[Component data from apps and pages]
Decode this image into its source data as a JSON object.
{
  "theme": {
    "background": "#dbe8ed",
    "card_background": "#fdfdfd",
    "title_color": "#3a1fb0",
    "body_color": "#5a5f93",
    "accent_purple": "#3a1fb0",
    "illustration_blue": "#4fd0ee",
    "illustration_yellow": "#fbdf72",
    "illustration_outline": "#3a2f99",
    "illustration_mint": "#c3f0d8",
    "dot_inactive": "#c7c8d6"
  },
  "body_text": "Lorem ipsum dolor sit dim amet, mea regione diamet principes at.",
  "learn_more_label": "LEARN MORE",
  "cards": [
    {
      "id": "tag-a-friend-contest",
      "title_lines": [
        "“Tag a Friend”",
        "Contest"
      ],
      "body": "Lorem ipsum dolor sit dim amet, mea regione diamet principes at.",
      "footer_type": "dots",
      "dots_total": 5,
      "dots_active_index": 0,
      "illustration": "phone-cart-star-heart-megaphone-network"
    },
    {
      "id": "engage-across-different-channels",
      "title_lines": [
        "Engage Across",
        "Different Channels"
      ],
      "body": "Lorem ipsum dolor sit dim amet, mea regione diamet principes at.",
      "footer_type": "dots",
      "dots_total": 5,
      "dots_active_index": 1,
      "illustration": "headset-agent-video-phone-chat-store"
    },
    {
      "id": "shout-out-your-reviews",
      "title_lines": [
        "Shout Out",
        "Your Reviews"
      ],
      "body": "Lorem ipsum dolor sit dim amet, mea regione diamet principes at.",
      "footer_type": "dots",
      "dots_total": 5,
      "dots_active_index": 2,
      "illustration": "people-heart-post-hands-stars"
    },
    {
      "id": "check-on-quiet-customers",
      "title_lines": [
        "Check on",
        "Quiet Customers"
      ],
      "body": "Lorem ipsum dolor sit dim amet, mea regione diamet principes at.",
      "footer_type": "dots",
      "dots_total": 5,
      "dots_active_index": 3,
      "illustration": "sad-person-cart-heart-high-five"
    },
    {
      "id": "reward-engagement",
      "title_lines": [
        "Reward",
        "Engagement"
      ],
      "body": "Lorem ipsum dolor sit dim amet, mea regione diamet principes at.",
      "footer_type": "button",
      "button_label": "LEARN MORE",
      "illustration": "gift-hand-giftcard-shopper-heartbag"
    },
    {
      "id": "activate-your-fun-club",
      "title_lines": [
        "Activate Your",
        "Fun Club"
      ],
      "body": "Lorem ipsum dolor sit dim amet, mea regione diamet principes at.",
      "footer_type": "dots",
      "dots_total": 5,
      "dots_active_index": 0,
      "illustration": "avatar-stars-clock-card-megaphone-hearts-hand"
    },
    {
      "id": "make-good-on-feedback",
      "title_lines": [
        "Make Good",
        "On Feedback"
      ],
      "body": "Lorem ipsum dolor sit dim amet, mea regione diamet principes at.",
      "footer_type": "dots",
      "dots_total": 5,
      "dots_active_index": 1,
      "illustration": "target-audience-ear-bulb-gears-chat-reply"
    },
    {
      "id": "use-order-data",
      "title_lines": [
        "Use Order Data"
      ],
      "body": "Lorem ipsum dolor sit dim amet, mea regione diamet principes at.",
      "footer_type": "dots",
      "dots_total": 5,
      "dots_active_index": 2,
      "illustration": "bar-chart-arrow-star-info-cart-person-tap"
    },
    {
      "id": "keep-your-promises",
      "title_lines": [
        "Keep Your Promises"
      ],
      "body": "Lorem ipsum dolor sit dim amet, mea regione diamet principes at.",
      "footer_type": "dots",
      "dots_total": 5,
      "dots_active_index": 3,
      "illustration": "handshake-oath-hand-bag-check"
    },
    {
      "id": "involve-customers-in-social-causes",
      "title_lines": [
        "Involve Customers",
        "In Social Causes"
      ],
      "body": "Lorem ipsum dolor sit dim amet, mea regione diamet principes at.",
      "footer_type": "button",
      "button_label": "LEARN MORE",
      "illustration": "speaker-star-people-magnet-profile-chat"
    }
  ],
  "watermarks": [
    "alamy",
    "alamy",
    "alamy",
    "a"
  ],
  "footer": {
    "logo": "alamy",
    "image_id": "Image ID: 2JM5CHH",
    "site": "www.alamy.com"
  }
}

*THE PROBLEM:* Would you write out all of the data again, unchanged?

*RESPONSE BELOW:*
Decode this image into its source data as a JSON object.
{
  "theme": {
    "background": "#dbe8ed",
    "card_background": "#fdfdfd",
    "title_color": "#3a1fb0",
    "body_color": "#5a5f93",
    "accent_purple": "#3a1fb0",
    "illustration_blue": "#4fd0ee",
    "illustration_yellow": "#fbdf72",
    "illustration_outline": "#3a2f99",
    "illustration_mint": "#c3f0d8",
    "dot_inactive": "#c7c8d6"
  },
  "body_text": "Lorem ipsum dolor sit dim amet, mea regione diamet principes at.",
  "learn_more_label": "LEARN MORE",
  "cards": [
    {
      "id": "tag-a-friend-contest",
      "title_lines": [
        "“Tag a Friend”",
        "Contest"
      ],
      "body": "Lorem ipsum dolor sit dim amet, mea regione diamet principes at.",
      "footer_type": "dots",
      "dots_total": 5,
      "dots_active_index": 0,
      "illustration": "phone-cart-star-heart-megaphone-network"
    },
    {
      "id": "engage-across-different-channels",
      "title_lines": [
        "Engage Across",
        "Different Channels"
      ],
      "body": "Lorem ipsum dolor sit dim amet, mea regione diamet principes at.",
      "footer_type": "dots",
      "dots_total": 5,
      "dots_active_index": 1,
      "illustration": "headset-agent-video-phone-chat-store"
    },
    {
      "id": "shout-out-your-reviews",
      "title_lines": [
        "Shout Out",
        "Your Reviews"
      ],
      "body": "Lorem ipsum dolor sit dim amet, mea regione diamet principes at.",
      "footer_type": "dots",
      "dots_total": 5,
      "dots_active_index": 2,
      "illustration": "people-heart-post-hands-stars"
    },
    {
      "id": "check-on-quiet-customers",
      "title_lines": [
        "Check on",
        "Quiet Customers"
      ],
      "body": "Lorem ipsum dolor sit dim amet, mea regione diamet principes at.",
      "footer_type": "dots",
      "dots_total": 5,
      "dots_active_index": 3,
      "illustration": "sad-person-cart-heart-high-five"
    },
    {
      "id": "reward-engagement",
      "title_lines": [
        "Reward",
        "Engagement"
      ],
      "body": "Lorem ipsum dolor sit dim amet, mea regione diamet principes at.",
      "footer_type": "button",
      "button_label": "LEARN MORE",
      "illustration": "gift-hand-giftcard-shopper-heartbag"
    },
    {
      "id": "activate-your-fun-club",
      "title_lines": [
        "Activate Your",
        "Fun Club"
      ],
      "body": "Lorem ipsum dolor sit dim amet, mea regione diamet principes at.",
      "footer_type": "dots",
      "dots_total": 5,
      "dots_active_index": 0,
      "illustration": "avatar-stars-clock-card-megaphone-hearts-hand"
    },
    {
      "id": "make-good-on-feedback",
      "title_lines": [
        "Make Good",
        "On Feedback"
      ],
      "body": "Lorem ipsum dolor sit dim amet, mea regione diamet principes at.",
      "footer_type": "dots",
      "dots_total": 5,
      "dots_active_index": 1,
      "illustration": "target-audience-ear-bulb-gears-chat-reply"
    },
    {
      "id": "use-order-data",
      "title_lines": [
        "Use Order Data"
      ],
      "body": "Lorem ipsum dolor sit dim amet, mea regione diamet principes at.",
      "footer_type": "dots",
      "dots_total": 5,
      "dots_active_index": 2,
      "illustration": "bar-chart-arrow-star-info-cart-person-tap"
    },
    {
      "id": "keep-your-promises",
      "title_lines": [
        "Keep Your Promises"
      ],
      "body": "Lorem ipsum dolor sit dim amet, mea regione diamet principes at.",
      "footer_type": "dots",
      "dots_total": 5,
      "dots_active_index": 3,
      "illustration": "handshake-oath-hand-bag-check"
    },
    {
      "id": "involve-customers-in-social-causes",
      "title_lines": [
        "Involve Customers",
        "In Social Causes"
      ],
      "body": "Lorem ipsum dolor sit dim amet, mea regione diamet principes at.",
      "footer_type": "button",
      "button_label": "LEARN MORE",
      "illustration": "speaker-star-people-magnet-profile-chat"
    }
  ],
  "watermarks": [
    "alamy",
    "alamy",
    "alamy",
    "a"
  ],
  "footer": {
    "logo": "alamy",
    "image_id": "Image ID: 2JM5CHH",
    "site": "www.alamy.com"
  }
}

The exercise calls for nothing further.